### WHAT IS BEING ASKED:
Search the data for the string "false" and copy each line in which it appears.

*** TASK MATERIAL ***

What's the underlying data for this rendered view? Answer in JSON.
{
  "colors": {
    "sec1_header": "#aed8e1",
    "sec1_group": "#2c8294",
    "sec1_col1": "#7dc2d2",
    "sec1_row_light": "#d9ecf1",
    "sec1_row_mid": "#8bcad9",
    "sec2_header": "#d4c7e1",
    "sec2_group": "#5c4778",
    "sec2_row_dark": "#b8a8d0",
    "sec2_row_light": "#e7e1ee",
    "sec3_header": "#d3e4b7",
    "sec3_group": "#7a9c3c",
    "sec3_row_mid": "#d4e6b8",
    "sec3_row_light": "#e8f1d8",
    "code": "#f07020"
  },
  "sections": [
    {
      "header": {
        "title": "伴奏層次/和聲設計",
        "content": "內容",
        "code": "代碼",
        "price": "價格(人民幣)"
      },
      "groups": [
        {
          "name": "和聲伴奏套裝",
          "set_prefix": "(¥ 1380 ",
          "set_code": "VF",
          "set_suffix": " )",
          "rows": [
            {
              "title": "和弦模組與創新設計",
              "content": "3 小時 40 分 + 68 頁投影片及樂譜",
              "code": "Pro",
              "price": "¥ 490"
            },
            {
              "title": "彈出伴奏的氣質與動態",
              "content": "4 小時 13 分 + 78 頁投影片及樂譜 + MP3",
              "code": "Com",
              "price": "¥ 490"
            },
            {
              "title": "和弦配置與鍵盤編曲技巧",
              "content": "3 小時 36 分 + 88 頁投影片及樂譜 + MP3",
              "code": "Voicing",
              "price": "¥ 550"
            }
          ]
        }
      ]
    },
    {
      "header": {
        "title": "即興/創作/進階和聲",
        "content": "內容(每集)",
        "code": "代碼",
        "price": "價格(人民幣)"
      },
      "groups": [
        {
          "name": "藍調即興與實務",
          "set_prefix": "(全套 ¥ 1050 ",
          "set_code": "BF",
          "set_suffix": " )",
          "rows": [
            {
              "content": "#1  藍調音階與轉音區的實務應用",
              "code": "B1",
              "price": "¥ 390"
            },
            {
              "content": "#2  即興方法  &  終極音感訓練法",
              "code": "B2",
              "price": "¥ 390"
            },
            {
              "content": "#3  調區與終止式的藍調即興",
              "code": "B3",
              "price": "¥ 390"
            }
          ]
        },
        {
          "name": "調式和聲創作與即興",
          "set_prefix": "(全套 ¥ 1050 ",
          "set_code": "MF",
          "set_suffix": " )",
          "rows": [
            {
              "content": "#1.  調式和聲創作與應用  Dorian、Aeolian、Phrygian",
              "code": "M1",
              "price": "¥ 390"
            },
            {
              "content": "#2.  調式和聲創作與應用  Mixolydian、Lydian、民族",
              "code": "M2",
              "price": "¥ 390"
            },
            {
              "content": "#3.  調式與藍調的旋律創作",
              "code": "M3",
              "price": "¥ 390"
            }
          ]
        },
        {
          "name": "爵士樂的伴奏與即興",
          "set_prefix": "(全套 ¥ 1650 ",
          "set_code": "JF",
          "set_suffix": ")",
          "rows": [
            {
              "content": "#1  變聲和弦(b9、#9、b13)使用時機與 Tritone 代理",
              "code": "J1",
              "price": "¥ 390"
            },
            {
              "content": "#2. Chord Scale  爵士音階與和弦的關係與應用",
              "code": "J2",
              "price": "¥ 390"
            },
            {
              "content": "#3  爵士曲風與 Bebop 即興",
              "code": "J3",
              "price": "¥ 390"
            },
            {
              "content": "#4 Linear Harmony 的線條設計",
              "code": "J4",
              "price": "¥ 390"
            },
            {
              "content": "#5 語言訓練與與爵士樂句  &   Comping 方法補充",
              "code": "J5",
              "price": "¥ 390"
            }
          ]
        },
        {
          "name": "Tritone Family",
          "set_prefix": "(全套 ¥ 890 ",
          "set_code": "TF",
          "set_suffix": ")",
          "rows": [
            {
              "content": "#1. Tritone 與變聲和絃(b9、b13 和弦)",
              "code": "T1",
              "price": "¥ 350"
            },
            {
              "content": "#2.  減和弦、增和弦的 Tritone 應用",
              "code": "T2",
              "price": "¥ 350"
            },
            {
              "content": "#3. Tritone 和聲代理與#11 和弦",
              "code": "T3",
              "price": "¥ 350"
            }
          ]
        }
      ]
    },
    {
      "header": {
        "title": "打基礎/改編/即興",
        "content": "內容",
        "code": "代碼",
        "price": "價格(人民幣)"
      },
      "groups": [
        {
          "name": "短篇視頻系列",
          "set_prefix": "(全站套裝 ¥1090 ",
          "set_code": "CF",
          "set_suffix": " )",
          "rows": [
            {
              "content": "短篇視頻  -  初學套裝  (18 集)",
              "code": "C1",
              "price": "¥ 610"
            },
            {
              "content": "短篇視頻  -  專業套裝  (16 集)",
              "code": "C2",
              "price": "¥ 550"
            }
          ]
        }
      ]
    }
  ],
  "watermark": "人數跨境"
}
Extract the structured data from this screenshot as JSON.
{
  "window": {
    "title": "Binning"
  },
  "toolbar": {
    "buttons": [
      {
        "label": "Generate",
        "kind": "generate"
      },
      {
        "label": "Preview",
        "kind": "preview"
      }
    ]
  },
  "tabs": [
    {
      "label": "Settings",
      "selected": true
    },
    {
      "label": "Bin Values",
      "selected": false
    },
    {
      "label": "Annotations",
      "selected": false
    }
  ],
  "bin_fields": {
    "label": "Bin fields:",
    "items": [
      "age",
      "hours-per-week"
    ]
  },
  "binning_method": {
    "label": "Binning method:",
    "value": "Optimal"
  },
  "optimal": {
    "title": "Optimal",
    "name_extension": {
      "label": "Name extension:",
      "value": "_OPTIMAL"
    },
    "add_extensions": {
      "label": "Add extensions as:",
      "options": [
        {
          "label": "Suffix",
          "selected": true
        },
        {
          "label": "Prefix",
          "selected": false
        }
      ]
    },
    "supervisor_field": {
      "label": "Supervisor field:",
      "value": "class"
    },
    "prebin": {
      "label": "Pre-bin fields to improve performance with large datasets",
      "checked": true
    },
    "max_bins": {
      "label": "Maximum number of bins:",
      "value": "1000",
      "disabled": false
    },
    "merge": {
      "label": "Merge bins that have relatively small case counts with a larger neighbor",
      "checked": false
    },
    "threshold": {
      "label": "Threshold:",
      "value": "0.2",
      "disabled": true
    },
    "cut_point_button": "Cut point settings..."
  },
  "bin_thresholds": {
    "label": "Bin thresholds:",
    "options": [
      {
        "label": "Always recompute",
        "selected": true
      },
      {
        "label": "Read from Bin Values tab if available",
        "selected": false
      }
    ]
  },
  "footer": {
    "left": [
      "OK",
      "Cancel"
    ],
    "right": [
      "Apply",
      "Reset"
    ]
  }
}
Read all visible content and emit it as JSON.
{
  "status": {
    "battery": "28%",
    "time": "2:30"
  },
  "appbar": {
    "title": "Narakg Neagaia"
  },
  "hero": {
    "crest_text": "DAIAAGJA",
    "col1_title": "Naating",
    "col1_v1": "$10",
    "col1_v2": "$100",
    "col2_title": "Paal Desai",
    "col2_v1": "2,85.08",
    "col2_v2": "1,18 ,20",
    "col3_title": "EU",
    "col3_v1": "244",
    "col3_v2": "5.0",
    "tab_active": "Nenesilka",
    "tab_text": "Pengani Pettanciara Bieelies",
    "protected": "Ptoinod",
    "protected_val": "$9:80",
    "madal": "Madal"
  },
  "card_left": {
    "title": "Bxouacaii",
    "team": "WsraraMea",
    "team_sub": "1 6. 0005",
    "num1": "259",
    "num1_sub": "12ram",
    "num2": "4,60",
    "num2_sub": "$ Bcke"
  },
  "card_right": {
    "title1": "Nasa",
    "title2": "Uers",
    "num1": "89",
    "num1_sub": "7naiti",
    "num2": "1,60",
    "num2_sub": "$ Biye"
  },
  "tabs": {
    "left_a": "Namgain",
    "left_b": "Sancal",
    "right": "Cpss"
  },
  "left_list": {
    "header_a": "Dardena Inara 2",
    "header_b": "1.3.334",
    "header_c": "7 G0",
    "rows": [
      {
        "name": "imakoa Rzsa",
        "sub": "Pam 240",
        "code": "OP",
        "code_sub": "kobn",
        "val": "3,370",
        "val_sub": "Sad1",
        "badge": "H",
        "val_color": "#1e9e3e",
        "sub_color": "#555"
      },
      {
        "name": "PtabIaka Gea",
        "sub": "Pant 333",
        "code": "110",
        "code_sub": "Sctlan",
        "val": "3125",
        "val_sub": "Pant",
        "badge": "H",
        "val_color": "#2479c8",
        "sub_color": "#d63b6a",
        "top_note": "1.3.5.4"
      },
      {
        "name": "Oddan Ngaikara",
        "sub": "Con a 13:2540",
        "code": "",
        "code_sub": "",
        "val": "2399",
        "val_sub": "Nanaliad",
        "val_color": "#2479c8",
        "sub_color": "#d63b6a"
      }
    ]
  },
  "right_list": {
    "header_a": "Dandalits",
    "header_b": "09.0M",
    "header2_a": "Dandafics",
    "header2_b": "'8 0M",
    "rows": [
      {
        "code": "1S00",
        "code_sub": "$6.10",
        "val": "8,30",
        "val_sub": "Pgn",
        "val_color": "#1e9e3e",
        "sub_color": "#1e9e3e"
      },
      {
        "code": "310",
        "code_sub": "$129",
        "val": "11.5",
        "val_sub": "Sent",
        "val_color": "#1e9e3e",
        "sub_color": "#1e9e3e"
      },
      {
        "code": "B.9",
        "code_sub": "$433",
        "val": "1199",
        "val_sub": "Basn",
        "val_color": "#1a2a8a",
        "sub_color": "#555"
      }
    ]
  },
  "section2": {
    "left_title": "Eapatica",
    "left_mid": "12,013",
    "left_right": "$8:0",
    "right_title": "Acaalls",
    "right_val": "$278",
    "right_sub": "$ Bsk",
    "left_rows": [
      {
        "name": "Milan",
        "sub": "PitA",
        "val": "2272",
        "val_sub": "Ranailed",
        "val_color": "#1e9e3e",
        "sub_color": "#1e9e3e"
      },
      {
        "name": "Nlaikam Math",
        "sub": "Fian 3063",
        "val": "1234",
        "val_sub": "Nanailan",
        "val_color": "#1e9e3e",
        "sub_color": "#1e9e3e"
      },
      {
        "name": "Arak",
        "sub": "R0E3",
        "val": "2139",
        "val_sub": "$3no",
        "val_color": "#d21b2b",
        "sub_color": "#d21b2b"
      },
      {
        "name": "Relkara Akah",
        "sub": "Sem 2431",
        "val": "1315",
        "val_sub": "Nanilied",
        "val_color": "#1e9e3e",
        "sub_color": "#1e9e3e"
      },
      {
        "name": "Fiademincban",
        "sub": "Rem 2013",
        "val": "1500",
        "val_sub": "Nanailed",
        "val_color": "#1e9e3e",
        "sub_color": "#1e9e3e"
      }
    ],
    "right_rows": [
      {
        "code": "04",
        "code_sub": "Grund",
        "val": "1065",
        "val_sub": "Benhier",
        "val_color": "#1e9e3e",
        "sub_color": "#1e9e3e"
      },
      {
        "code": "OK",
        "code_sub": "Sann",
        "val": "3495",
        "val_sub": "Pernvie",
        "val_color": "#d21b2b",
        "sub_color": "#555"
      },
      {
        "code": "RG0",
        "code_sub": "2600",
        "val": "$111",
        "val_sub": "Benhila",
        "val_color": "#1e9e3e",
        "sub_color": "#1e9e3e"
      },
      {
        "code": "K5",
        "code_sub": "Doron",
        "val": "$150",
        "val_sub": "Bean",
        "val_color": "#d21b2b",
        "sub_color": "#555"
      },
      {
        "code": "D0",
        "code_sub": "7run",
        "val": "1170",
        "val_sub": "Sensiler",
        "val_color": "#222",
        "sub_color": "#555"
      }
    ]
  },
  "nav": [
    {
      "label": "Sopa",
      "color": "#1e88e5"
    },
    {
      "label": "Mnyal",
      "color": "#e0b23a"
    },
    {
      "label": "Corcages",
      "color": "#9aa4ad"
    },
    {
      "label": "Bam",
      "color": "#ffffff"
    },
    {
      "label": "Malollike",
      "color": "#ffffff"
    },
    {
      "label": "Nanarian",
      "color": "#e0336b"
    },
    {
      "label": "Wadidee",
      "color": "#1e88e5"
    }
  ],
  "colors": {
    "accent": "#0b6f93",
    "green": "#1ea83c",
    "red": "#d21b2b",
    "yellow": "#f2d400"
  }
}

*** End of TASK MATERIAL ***

### ANSWER SECTION:
      "selected": false
      "selected": false
          "selected": false
      "disabled": false
      "checked": false
        "selected": false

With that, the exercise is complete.